Excerpts from a dataset
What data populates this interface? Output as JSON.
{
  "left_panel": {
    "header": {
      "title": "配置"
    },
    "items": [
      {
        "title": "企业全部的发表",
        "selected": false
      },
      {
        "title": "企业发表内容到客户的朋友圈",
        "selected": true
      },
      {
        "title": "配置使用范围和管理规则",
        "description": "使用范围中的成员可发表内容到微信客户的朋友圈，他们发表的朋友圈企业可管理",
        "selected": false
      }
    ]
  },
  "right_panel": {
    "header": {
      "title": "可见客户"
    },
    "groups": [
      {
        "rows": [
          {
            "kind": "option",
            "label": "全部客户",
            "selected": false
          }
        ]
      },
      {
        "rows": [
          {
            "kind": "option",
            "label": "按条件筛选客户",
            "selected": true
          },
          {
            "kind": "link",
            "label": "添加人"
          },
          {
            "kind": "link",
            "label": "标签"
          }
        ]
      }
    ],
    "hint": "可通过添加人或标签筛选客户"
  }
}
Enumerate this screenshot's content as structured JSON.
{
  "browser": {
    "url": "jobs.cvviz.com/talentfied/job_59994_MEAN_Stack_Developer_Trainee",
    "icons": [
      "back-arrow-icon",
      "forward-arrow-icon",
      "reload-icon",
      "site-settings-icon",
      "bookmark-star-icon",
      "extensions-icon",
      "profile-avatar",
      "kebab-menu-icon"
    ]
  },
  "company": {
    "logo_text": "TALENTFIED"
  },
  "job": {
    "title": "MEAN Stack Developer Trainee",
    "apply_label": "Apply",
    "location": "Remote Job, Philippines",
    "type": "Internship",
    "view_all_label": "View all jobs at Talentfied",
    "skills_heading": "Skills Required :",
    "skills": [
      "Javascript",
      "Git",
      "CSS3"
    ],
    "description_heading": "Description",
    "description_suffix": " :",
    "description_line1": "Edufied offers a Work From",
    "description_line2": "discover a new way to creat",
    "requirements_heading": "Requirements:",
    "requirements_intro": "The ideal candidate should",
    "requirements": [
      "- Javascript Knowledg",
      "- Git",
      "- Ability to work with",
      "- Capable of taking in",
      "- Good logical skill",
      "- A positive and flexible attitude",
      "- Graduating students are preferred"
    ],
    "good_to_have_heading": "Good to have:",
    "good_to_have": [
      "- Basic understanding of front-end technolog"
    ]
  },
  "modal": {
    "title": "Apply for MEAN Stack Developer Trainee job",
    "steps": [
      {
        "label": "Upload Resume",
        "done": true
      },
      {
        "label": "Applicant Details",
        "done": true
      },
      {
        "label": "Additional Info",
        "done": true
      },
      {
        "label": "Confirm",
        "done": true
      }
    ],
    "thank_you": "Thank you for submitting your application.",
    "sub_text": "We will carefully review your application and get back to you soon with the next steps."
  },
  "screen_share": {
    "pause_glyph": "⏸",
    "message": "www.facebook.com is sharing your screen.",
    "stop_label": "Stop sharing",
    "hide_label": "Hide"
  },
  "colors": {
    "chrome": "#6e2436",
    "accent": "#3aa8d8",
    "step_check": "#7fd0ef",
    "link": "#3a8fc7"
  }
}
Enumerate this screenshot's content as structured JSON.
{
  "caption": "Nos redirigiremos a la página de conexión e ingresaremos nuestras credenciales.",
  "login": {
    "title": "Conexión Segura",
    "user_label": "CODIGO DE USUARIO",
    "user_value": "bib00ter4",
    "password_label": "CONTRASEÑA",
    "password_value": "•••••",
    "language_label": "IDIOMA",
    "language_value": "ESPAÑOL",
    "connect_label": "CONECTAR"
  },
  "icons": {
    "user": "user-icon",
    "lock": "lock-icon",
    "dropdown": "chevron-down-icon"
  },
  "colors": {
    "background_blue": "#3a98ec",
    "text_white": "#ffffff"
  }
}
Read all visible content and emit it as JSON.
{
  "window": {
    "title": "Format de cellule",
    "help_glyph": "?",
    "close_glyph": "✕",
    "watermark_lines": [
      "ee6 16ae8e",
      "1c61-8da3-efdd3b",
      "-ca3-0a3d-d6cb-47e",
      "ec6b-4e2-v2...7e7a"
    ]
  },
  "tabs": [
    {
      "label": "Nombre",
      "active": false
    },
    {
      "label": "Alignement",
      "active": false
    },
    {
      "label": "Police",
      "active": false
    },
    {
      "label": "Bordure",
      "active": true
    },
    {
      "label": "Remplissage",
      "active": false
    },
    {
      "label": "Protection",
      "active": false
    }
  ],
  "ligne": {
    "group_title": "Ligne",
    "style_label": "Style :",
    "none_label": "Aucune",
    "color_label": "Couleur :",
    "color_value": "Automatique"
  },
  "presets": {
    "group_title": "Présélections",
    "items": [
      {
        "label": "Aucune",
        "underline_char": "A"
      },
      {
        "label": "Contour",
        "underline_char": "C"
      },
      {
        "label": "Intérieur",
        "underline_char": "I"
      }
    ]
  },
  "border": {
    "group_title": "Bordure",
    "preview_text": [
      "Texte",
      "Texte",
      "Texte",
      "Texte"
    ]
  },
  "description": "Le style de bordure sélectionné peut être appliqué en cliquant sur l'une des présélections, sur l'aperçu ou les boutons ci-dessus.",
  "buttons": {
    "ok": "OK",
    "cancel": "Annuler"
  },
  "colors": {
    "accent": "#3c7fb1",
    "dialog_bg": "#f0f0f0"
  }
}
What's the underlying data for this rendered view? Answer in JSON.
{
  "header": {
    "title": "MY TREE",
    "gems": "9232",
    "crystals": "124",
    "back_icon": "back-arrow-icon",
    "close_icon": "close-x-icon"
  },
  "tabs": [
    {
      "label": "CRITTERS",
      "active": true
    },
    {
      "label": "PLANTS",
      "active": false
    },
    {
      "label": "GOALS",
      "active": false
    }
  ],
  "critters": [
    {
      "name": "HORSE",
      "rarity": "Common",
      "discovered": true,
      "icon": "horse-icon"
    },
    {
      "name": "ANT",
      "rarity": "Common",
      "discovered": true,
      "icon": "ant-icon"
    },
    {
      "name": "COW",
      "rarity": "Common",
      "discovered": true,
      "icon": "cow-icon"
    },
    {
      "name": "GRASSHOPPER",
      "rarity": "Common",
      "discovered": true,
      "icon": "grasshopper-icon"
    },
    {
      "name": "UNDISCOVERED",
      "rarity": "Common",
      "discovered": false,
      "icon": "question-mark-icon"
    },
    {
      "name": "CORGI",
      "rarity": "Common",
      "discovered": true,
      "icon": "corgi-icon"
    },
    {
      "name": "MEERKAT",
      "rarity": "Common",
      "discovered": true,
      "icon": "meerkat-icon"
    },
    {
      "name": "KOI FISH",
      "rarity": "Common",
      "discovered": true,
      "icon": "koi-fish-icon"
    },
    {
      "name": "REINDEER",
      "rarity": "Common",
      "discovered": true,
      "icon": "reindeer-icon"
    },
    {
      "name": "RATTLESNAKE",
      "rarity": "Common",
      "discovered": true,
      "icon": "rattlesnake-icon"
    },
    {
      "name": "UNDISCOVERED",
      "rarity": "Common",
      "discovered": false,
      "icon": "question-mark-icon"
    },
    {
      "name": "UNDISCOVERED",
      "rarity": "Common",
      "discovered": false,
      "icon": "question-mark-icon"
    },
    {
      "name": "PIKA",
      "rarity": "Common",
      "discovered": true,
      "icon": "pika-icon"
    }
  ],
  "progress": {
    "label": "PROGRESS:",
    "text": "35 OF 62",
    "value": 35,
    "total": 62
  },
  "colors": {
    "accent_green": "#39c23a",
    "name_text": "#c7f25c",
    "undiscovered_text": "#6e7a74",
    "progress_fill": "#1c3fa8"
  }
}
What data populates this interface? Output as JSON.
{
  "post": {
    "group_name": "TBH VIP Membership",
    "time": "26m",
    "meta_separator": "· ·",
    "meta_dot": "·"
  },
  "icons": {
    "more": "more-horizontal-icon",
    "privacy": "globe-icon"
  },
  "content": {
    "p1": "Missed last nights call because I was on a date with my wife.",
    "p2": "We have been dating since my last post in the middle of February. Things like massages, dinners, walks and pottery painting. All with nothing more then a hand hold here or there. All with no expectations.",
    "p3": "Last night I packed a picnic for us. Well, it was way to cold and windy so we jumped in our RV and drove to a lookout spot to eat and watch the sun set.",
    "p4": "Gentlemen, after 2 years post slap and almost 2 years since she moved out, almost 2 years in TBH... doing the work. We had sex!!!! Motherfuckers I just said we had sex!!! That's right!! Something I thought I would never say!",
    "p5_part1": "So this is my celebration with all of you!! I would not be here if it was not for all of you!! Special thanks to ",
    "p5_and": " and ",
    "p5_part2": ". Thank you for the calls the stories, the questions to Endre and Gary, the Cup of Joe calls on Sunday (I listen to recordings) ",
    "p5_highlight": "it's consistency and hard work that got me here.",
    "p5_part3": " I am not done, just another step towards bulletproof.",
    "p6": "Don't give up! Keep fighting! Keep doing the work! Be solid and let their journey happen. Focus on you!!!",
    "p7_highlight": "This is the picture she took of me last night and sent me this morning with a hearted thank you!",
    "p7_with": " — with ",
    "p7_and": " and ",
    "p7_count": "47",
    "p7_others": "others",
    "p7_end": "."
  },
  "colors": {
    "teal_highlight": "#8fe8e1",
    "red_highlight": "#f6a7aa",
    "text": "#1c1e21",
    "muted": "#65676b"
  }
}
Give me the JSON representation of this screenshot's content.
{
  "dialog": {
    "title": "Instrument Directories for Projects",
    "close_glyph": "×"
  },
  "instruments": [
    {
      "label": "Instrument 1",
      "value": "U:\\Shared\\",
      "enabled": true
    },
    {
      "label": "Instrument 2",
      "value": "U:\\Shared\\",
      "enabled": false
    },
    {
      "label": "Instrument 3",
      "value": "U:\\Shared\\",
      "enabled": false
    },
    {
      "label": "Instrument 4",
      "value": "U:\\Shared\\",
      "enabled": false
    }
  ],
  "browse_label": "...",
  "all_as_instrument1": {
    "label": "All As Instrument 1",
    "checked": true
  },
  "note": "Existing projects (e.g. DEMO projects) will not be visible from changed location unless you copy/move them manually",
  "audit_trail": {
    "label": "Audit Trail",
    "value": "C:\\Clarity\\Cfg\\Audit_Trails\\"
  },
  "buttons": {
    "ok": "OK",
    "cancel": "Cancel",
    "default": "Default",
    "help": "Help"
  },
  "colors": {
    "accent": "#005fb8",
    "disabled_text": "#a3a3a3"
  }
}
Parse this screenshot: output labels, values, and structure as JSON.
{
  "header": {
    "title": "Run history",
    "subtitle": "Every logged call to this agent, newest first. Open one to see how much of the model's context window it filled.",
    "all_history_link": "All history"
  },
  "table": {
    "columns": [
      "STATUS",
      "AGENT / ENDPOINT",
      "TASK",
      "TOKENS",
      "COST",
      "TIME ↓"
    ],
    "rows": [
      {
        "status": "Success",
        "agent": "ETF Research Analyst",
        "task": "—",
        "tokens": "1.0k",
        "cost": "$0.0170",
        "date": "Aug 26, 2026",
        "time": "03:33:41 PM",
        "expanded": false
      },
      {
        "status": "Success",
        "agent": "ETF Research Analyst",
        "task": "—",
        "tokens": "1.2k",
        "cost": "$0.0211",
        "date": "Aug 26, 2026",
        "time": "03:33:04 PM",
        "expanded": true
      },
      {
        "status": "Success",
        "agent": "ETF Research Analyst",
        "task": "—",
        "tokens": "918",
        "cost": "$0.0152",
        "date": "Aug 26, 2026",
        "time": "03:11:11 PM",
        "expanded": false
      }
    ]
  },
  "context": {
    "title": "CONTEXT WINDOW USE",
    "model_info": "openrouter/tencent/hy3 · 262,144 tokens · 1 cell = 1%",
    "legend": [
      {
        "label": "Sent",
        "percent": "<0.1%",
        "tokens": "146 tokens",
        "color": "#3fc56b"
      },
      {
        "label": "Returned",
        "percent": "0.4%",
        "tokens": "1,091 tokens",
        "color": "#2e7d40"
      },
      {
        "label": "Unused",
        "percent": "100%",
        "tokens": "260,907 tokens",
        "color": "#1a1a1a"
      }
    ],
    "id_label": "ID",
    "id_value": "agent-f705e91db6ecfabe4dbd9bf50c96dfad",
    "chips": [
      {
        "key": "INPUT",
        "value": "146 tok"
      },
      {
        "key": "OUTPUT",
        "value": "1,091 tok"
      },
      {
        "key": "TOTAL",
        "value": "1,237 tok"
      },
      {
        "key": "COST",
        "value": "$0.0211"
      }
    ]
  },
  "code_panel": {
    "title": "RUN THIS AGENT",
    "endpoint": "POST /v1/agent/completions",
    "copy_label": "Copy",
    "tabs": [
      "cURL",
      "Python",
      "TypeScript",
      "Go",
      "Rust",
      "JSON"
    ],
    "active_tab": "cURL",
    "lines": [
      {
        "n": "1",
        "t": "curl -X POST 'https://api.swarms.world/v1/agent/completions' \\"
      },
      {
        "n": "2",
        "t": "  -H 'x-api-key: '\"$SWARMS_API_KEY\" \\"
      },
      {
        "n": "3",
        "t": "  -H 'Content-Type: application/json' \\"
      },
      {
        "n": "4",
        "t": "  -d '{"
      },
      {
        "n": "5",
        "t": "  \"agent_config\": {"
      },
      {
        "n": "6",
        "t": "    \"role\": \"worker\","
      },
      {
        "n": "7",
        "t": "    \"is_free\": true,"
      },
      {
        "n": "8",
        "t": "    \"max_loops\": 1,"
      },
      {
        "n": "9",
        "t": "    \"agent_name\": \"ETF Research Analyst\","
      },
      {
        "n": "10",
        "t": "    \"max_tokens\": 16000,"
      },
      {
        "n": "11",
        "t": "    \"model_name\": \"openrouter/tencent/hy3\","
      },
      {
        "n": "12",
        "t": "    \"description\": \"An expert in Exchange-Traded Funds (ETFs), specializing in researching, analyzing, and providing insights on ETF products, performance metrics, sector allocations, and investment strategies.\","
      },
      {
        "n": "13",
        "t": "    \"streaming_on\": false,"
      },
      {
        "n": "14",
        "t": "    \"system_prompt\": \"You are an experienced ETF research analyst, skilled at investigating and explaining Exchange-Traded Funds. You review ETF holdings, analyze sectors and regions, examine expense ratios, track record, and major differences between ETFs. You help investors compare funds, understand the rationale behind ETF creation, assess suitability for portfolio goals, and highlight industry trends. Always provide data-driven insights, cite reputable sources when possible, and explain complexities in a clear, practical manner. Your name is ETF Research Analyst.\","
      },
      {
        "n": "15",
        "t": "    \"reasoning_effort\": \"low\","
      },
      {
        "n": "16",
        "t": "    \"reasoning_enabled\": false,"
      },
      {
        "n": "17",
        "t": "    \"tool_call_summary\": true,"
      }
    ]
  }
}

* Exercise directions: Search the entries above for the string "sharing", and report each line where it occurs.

* Result of the task:
    "message": "www.facebook.com is sharing your screen.",
    "stop_label": "Stop sharing",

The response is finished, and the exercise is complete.